I noticed that the long-awaited www.performance.gov was finally released to the public and couldn’t help but to take a browse through the information it has started to provide. I have been a long-time fan of transparency from sites similar to www.usaspending.gov also, but this site is showing some key initiatives and how agencies are responding. I am a sucker for acquisition.
I scrolled to the bottom of the above and found a wonderful, easy to understand, table that shows who is doing what. Or not, for that matter.
“Every agency was charged with reducing by 10 percent the share of dollars obligated through new contracts in FY 2010 that were (1) noncompetitively awarded, (2) awarded after a competition that received only one bid, (3) awarded as a cost-reimbursement contract, and (4) awarded as a time-and-materials/labor-hour (T&M/LH) contract. The chart … shows the performance in meeting those targets made by agencies covered by the Chief Financial Officers Act (CFO Act) … The Administration is working with those agencies that did not meet the targets to identify ways to make further progress.”
The glaring reality is that the largest of those agencies (DOD and DOE) have no checkmarks showing the 10% improvement. So what, right?
Well, this indicates a key change in the works in the way contracts are made with these agencies. I have personally seen the switch to FFP contracts that places key risk on contractors. I have also seen the push from contractors to try to deflect into T&M contracts for services. What this chart shows, though, is the government looking to place a large amount of risk on the contractor – giong away from flexibly priced contracts in general (including the T&M/LH contracts). Therefore the contractors will need to have more and more control – over processes, over efficiencies, and over effectiveness.

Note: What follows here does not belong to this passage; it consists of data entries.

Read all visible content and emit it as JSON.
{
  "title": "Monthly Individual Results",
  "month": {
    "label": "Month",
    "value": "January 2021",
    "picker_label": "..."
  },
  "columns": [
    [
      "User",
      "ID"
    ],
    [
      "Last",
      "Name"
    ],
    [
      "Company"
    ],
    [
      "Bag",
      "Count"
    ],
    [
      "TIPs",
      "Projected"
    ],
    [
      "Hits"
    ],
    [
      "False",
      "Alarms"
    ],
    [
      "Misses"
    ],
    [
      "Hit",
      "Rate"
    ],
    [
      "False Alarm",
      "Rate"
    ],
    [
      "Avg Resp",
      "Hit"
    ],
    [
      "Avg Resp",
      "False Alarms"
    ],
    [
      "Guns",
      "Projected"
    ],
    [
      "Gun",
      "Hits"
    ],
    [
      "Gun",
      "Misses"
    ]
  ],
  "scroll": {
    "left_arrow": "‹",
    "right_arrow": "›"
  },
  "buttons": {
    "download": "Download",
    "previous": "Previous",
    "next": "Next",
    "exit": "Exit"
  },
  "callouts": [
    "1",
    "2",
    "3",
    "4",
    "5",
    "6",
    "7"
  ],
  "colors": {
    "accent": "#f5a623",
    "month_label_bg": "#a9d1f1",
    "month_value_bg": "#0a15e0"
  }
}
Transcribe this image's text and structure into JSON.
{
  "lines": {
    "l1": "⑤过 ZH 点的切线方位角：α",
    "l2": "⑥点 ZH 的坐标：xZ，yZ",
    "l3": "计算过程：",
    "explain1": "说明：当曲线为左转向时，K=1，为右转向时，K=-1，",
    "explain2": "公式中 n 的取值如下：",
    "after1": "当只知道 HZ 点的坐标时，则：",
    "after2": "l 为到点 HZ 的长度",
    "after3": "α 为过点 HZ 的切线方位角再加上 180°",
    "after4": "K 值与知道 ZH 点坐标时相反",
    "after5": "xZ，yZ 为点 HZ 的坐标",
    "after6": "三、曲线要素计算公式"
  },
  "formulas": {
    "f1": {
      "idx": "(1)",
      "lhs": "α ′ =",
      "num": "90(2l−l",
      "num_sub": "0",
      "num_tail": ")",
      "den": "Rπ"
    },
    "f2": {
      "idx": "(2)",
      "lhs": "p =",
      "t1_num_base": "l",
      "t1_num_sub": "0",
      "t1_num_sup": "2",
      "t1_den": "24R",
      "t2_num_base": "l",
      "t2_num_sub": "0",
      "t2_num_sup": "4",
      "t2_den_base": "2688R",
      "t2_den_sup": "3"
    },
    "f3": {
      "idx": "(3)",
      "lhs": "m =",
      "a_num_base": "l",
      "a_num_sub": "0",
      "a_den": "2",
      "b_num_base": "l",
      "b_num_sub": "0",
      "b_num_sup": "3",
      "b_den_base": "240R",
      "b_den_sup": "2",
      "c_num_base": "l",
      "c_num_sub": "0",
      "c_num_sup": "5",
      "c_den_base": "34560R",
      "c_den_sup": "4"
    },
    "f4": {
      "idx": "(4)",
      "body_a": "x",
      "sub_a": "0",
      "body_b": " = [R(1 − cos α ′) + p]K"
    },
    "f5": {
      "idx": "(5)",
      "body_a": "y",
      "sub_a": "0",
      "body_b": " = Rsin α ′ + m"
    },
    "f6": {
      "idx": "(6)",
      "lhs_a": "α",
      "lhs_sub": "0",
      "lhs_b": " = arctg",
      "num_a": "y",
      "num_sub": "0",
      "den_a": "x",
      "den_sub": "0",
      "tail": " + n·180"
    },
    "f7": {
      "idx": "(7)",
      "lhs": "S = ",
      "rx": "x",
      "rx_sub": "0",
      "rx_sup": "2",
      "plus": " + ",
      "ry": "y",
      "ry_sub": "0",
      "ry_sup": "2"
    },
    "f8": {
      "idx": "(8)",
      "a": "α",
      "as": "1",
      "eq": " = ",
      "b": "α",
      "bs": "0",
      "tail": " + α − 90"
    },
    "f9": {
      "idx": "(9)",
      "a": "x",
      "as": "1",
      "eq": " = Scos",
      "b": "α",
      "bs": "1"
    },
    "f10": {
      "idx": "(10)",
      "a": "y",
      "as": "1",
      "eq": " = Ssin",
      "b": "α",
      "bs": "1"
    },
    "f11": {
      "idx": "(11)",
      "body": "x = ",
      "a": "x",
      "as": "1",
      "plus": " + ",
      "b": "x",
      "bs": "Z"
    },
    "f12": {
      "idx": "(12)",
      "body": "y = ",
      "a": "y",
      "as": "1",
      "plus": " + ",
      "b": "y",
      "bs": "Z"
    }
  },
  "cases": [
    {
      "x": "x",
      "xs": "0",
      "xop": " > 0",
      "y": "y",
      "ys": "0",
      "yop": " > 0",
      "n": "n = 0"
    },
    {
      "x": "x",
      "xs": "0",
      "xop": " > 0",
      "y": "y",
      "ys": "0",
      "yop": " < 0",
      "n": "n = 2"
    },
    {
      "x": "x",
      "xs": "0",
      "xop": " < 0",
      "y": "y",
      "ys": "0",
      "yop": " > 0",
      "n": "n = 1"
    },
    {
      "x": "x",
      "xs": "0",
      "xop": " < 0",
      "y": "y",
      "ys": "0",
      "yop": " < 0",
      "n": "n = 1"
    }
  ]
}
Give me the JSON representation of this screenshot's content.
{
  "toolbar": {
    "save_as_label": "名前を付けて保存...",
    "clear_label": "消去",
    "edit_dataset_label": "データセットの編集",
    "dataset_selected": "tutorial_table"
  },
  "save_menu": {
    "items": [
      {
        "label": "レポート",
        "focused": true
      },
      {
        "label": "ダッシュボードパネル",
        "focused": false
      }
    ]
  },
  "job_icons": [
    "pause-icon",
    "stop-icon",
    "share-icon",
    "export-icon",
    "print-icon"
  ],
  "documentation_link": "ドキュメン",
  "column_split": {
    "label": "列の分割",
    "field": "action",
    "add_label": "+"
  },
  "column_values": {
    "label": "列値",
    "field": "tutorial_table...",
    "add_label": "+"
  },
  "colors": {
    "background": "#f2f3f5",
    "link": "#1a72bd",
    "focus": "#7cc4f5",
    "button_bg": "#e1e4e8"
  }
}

So, how can that happen? I have already said that contractors are being forced to do the same work with less dollars. Now I am saying that contracts are being asked to take on more risk with the same dollars. In my opinion, this is where a significant effort and focus by contractors must be on increasing efficiency (reducing costs) by using the right tools.
Compliance and contract management are one of the areas of government contracting that are near and dear to my heart because of my background. This area also represents “solely an administrative function” to many contractors. This is one of those areas that is ripe for efficiency also, but is rarely thought about for cost-cutting. Think about the time and energy spent on contract management across numerous contracts. Think about the hours tracking and reporting compliance with regulations. There is a lot of time spent, and some of it, honestly, can be streamlined.
Ok, I have to admit this part of this particular blog entry is a shameless plug for one of the banner ads on the front page. I encourage you to click the little ad on the front page and see what one of the WK L&B government contracts compliance tools can do for you – the Expanded FAR Matrix.